– “Please don’t try to cheer me up. Just be in it with me.”

– “How I am shifts from moment to moment and I would prefer not to answer the question, ‘How are you?’ several times a day. If you want to reach out, just tell me that you think of me or send me something that brings you delight.”

Short essay: How not to say the wrong thing (LA Times)
This is the source of the catch phrase, “care in, dump out.” Which didn’t make much sense to me until I learned about the little diagram. Very useful!

This week or next we’ll add a “resources” section here, including a way for you all to share any resources you find helpful. AND we’ll provide a Hanna-specific tool for helpful help.

Postcards from -20F

We’re in Montana! We’re working on book illustrations!
Okay, officially it’s -1F. But the gusting North wind and 66% humidity makes -20 the “feels like” temperature. (That’s -29C, dear folks in SA.) And so we are getting a beautiful dose of wide-horizon winter.
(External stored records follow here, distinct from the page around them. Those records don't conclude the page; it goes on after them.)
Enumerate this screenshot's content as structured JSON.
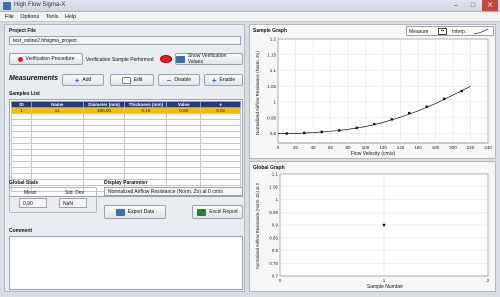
{
  "window": {
    "title": "High Flow Sigma-X"
  },
  "menu": [
    "File",
    "Options",
    "Tools",
    "Help"
  ],
  "project": {
    "label": "Project File",
    "path": "test_online2.hfsigma_project"
  },
  "verification": {
    "procedure_label": "Verification Procedure",
    "performed_label": "Verification Sample Performed",
    "show_values_label": "Show Verification Values"
  },
  "measurements": {
    "title": "Measurements",
    "add": "Add",
    "edit": "Edit",
    "disable": "Disable",
    "enable": "Enable"
  },
  "samples": {
    "title": "Samples List",
    "columns": [
      "ID",
      "Name",
      "Diameter (mm)",
      "Thickness (mm)",
      "Value",
      "±"
    ],
    "rows": [
      {
        "id": "1",
        "name": "s1",
        "diameter": "100,00",
        "thickness": "0,16",
        "value": "0,90",
        "pm": "0,02"
      }
    ]
  },
  "global_stats": {
    "title": "Global Stats",
    "mean_label": "Mean",
    "std_label": "Std. Dev.",
    "mean_value": "0,90",
    "std_value": "NaN"
  },
  "display_param": {
    "title": "Display Parameter",
    "value": "Normalized Airflow Resistance (Norm. Zo) at 0 cm/s"
  },
  "export_label": "Export Data",
  "excel_label": "Excel Report",
  "comment": {
    "title": "Comment"
  },
  "sample_graph": {
    "title": "Sample Graph",
    "measure_label": "Measure",
    "interp_label": "Interp.",
    "ylabel": "Normalized Airflow Resistance (Norm. Zo)",
    "xlabel": "Flow Velocity (cm/s)",
    "xticks": [
      "0",
      "20",
      "40",
      "60",
      "80",
      "100",
      "120",
      "140",
      "160",
      "180",
      "200",
      "220",
      "240"
    ],
    "yticks": [
      "0.9",
      "0.95",
      "1",
      "1.05",
      "1.1",
      "1.15",
      "1.2"
    ]
  },
  "global_graph": {
    "title": "Global Graph",
    "ylabel": "Normalized Airflow Resistance (Norm. Zo) at 0",
    "xlabel": "Sample Number",
    "xticks": [
      "0",
      "1",
      "2"
    ],
    "yticks": [
      "0.7",
      "0.75",
      "0.8",
      "0.85",
      "0.9",
      "0.95",
      "1",
      "1.05",
      "1.1"
    ]
  },
  "chart_data": [
    {
      "type": "line",
      "xlabel": "Flow Velocity (cm/s)",
      "ylabel": "Normalized Airflow Resistance (Norm. Zo)",
      "xlim": [
        0,
        240
      ],
      "ylim": [
        0.87,
        1.2
      ],
      "series": [
        {
          "name": "Measure",
          "x": [
            10,
            30,
            50,
            70,
            90,
            110,
            130,
            150,
            170,
            190,
            210
          ],
          "y": [
            0.9,
            0.902,
            0.905,
            0.91,
            0.918,
            0.93,
            0.945,
            0.965,
            0.985,
            1.01,
            1.035
          ]
        },
        {
          "name": "Interp.",
          "x": [
            0,
            20,
            40,
            60,
            80,
            100,
            120,
            140,
            160,
            180,
            200,
            220
          ],
          "y": [
            0.9,
            0.9,
            0.903,
            0.907,
            0.913,
            0.922,
            0.935,
            0.952,
            0.972,
            0.995,
            1.022,
            1.05
          ]
        }
      ]
    },
    {
      "type": "scatter",
      "xlabel": "Sample Number",
      "ylabel": "Normalized Airflow Resistance (Norm. Zo) at 0",
      "xlim": [
        0,
        2
      ],
      "ylim": [
        0.7,
        1.1
      ],
      "series": [
        {
          "x": [
            1
          ],
          "y": [
            0.9
          ]
        }
      ]
    }
  ]
}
Here is another view of Hanna communing with the sage while the wind kisses her cheeks.

Hanna walking through endless sage prairie covered with snow

Ten minutes of that, and it’s necessary to return to the warm pickup.

Aside from this beating-heart landscape and beloved people, the other reason for coming to Montana is to push a project to completion. Hanna is illustrating a children’s book called Boppa’s Bald Stories. Boppa is my brother’s “grandpa” name. A few years ago the grandkids made a game of asking, “Boppa, how did you get bald?” Every time he would answer with a different tall tale, from bears and sharks to lightning bolts and tiny lawn mowers. His wife collected the stories, they’re going into a book, and Hanna is the illustrator.

For example:

Two of Hanna's illustrations

Thank you all, as always, for your continued care; for Hanna, for those around her, and for one another. Each day is full of light and gratitude.

More soon.